National is promising to scrap the Government’s $14.6 billion light rail project in Auckland and spend a similar figure on seven highway and public transport projects.
If it is elected at October’s general election, National has a $13.5b package for the Super City, including extending State Highway 1 from Warkworth to Wellsford and building rapid transit from Botany to the airport.
National transport spokesman Simeon Brown said the $2.1b Botany-to-airport link could be used by buses of trackless trams, which are a version of light rail and require heavy foundations.
They don’t need rail tracks but rely on other technologies to hold them in place.
National leader Christopher Luxon said the party’s Transport for the Future policy would build key connections around the country, allowing for New Zealanders to get where they want to go faster and freight to move more efficiently.
The policy sees a return of National’s “roads of national significance” and plans to upgrade and maintain the existing road network.
“We’ve got to have some vision in this country, and part of that is making sure we have a very strong roading network,” Luxon said.
Criticism from Transport Minister David Parker included that the data used by National for the costings was “laughable at best”. Luxon replied, “No disrespect, I won’t take any lectures from David Parker on our costings.”
National had taken the most up-to-date public costings to put the policy together, Luxon said.
In Auckland, National is planning four big roading projects - continuing improvements to SH1 north from Warkworth to Wellsford, the East-West Link through Auckland’s industrial belt, the first stage of the Mill Rd four-lane highway running parallel to the Southern Motorway and a northwest highway bypassing the rapidly growing area around Kumeū.
Brown added National will also deliver more low-emission transport options by providing better public transport, including a rapid transit network in Auckland with transport corridors in the northwest, from the airport to Botany, and the full Eastern Busway.
The public transport projects National will focus on are a busway, or trackless trams, from Botany to the airport, completing the Eastern Busway from Pakuranga to Botany and building a busway alongside the Northwestern Motorway from the city centre to Westgate.
A national infrastructure agency, which National plans to create to engage domestic and offshore investors, will be instructed to procure funding to build, own and operate the busway within the first term of government.
The last National government upgraded the Northwestern Motorway alongside the construction of the Waterview Tunnel but did not proceed with plans for a busway, which those in the party privately now acknowledge was a big mistake.
West Auckland is the fastest growing part of Auckland, and a busway is seen as key to unlocking housing and improving transport choices.
With the Eastern Busway and Botany-to-airport projects in the electorates of Luxon and Brown, the National Party leader said his constituents were “absolutely not” getting special treatment.
“It is one of the most poorly served parts of the city,” Luxon said.
Brown would not confirm whether the party would keep the Te Huia train, which runs from Hamilton to Central Auckland, but did not promise to axe it either.
He said he would await a review of the project before determining whether to continue its funding.
“The Te Huia train has been a debacle over a number of years,” Brown said.
Outside Auckland, National is promising to reinstate a four-lane highway on SH1 from Whangārei to Point Marsden costing $1.3b that Labour promised in 2020 before scrapping it 18 months later for safety improvements only.
Wellington Mayor Tory Whanau blasted National’s “flaccid vision” to scrap the capital’s transport plan after Luxon said the party would “absolutely” kill the capital’s long-awaited transport plan Let’s Get Wellington Moving (LGWM) if elected.
National has further promised a 16-kilometre four-lane extension of SH1 from Cambridge to Paiarere and to upgrade SH19 in the western corridor of Tauranga with grade-separated intersections to new housing opportunities.

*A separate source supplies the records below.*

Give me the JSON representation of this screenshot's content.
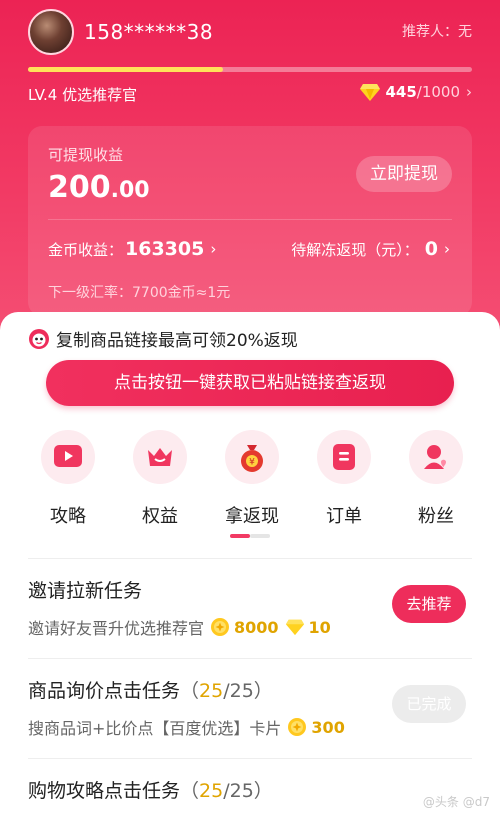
{
  "header": {
    "phone": "158******38",
    "referrer": "推荐人：无",
    "level_label": "LV.4 优选推荐官",
    "level_progress": 0.44,
    "gems_current": "445",
    "gems_total": "/1000",
    "chevron": "›"
  },
  "earnings": {
    "title": "可提现收益",
    "amount_int": "200",
    "amount_dec": ".00",
    "withdraw_label": "立即提现",
    "coin_label": "金币收益：",
    "coin_value": "163305",
    "frozen_label": "待解冻返现（元）：",
    "frozen_value": "0",
    "rate_text": "下一级汇率：7700金币≈1元"
  },
  "copy_tip": "复制商品链接最高可领20%返现",
  "cta_label": "点击按钮一键获取已粘贴链接查返现",
  "shortcuts": [
    {
      "label": "攻略",
      "icon": "play-icon"
    },
    {
      "label": "权益",
      "icon": "crown-icon"
    },
    {
      "label": "拿返现",
      "icon": "money-bag-icon"
    },
    {
      "label": "订单",
      "icon": "order-icon"
    },
    {
      "label": "粉丝",
      "icon": "fans-icon"
    }
  ],
  "tasks": [
    {
      "title": "邀请拉新任务",
      "desc": "邀请好友晋升优选推荐官",
      "coins": "8000",
      "gems": "10",
      "button": "去推荐"
    },
    {
      "title": "商品询价点击任务",
      "progress": "25",
      "progress_total": "/25）",
      "progress_open": "（",
      "desc": "搜商品词+比价点【百度优选】卡片",
      "coins": "300",
      "button": "已完成"
    },
    {
      "title": "购物攻略点击任务",
      "progress": "25",
      "progress_total": "/25）",
      "progress_open": "（"
    }
  ],
  "watermark": "@头条 @d7",
  "colors": {
    "brand": "#ee2d5b",
    "gold": "#e0a400"
  }
}
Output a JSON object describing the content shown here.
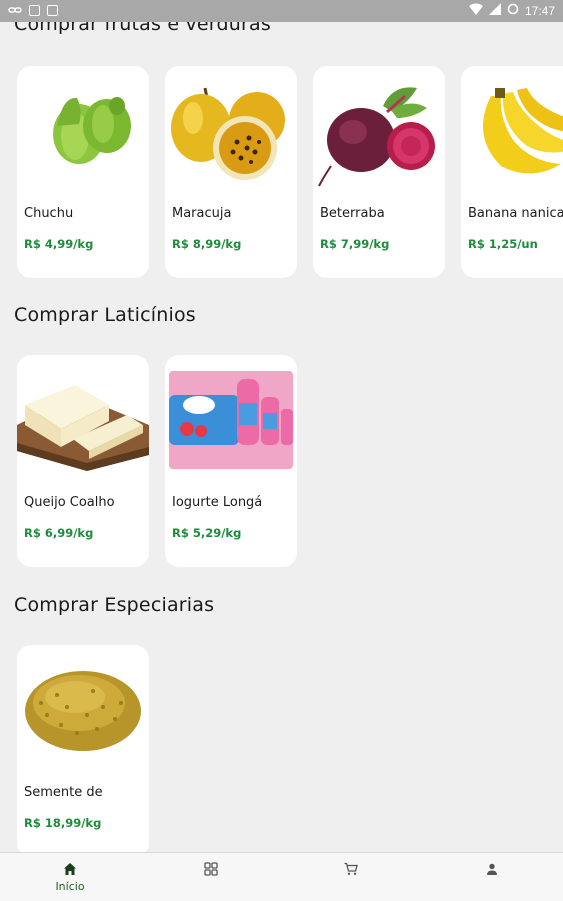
{
  "status_bar": {
    "time": "17:47",
    "icons": [
      "link-icon",
      "notification-icon",
      "image-icon",
      "wifi-icon",
      "signal-icon",
      "battery-icon"
    ]
  },
  "colors": {
    "price": "#1e8c3c",
    "active_nav": "#1b5e20",
    "background": "#efefef"
  },
  "sections": [
    {
      "title": "Comprar frutas e verduras",
      "products": [
        {
          "name": "Chuchu",
          "price": "R$ 4,99/kg",
          "image": "chayote"
        },
        {
          "name": "Maracuja",
          "price": "R$ 8,99/kg",
          "image": "passion-fruit"
        },
        {
          "name": "Beterraba",
          "price": "R$ 7,99/kg",
          "image": "beetroot"
        },
        {
          "name": "Banana nanica",
          "price": "R$ 1,25/un",
          "image": "banana"
        }
      ]
    },
    {
      "title": "Comprar Laticínios",
      "products": [
        {
          "name": "Queijo Coalho",
          "price": "R$ 6,99/kg",
          "image": "cheese"
        },
        {
          "name": "Iogurte Longá",
          "price": "R$ 5,29/kg",
          "image": "yogurt"
        }
      ]
    },
    {
      "title": "Comprar Especiarias",
      "products": [
        {
          "name": "Semente de",
          "price": "R$ 18,99/kg",
          "image": "seeds"
        }
      ]
    }
  ],
  "bottom_nav": [
    {
      "label": "Início",
      "icon": "home-icon",
      "active": true
    },
    {
      "label": "",
      "icon": "categories-icon",
      "active": false
    },
    {
      "label": "",
      "icon": "cart-icon",
      "active": false
    },
    {
      "label": "",
      "icon": "profile-icon",
      "active": false
    }
  ]
}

Work is planned to start in four years on the $1.9b project.
A Government led by National will also expand the Hawke’s Bay Expressway between Napier and Hastings to four lanes.
National’s $13.4b transport plan for Auckland
- Warkworth to Wellsford - $2.2b and to start in the next four to 10 years.
- East-West Link - $1.9b and to start in the next one to three years.
- Mill Rd stage of four-lane highway - $1.3b and to start in the next one to three years.
- North West bypass highway - $2.3b and to start in the next four to 10 years.
- Northwest Busway - $2.9b and to start in the next four to 10 years.
- Complete Eastern Busway - $717 million and to start in the next one to three years.
- Airport to Botany busway - $2.1b and to start in the next four to 10 years.
Bernard Orsman is an Auckland-based reporter who has been covering local government and transport since 1998. He joined the Herald in 1990 and worked in the Parliamentary press gallery for six years.